┌──

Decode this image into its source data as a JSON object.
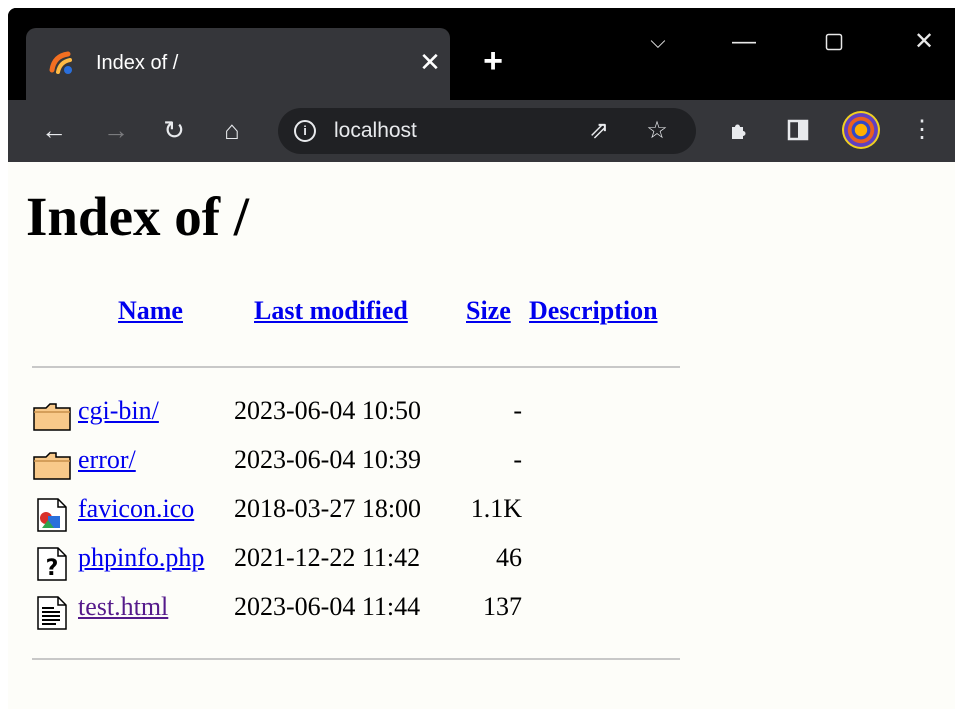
{
  "browser": {
    "tab_title": "Index of /",
    "new_tab_label": "+",
    "url": "localhost"
  },
  "page": {
    "heading": "Index of /",
    "columns": {
      "name": "Name",
      "last_modified": "Last modified",
      "size": "Size",
      "description": "Description"
    },
    "rows": [
      {
        "name": "cgi-bin/",
        "modified": "2023-06-04 10:50",
        "size": "-",
        "icon": "folder-icon"
      },
      {
        "name": "error/",
        "modified": "2023-06-04 10:39",
        "size": "-",
        "icon": "folder-icon"
      },
      {
        "name": "favicon.ico",
        "modified": "2018-03-27 18:00",
        "size": "1.1K",
        "icon": "image-file-icon"
      },
      {
        "name": "phpinfo.php",
        "modified": "2021-12-22 11:42",
        "size": "46",
        "icon": "unknown-file-icon"
      },
      {
        "name": "test.html",
        "modified": "2023-06-04 11:44",
        "size": "137",
        "icon": "text-file-icon"
      }
    ]
  },
  "colors": {
    "link": "#0000ee",
    "visited_link": "#551a8b",
    "page_background": "#fdfdf9",
    "toolbar": "#35363a"
  }
}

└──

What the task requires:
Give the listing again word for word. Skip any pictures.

Answer to this exercise:
Decode this image into its source data as a JSON object.
{
  "browser": {
    "tab_title": "Index of /",
    "new_tab_label": "+",
    "url": "localhost"
  },
  "page": {
    "heading": "Index of /",
    "columns": {
      "name": "Name",
      "last_modified": "Last modified",
      "size": "Size",
      "description": "Description"
    },
    "rows": [
      {
        "name": "cgi-bin/",
        "modified": "2023-06-04 10:50",
        "size": "-",
        "icon": "folder-icon"
      },
      {
        "name": "error/",
        "modified": "2023-06-04 10:39",
        "size": "-",
        "icon": "folder-icon"
      },
      {
        "name": "favicon.ico",
        "modified": "2018-03-27 18:00",
        "size": "1.1K",
        "icon": "image-file-icon"
      },
      {
        "name": "phpinfo.php",
        "modified": "2021-12-22 11:42",
        "size": "46",
        "icon": "unknown-file-icon"
      },
      {
        "name": "test.html",
        "modified": "2023-06-04 11:44",
        "size": "137",
        "icon": "text-file-icon"
      }
    ]
  },
  "colors": {
    "link": "#0000ee",
    "visited_link": "#551a8b",
    "page_background": "#fdfdf9",
    "toolbar": "#35363a"
  }
}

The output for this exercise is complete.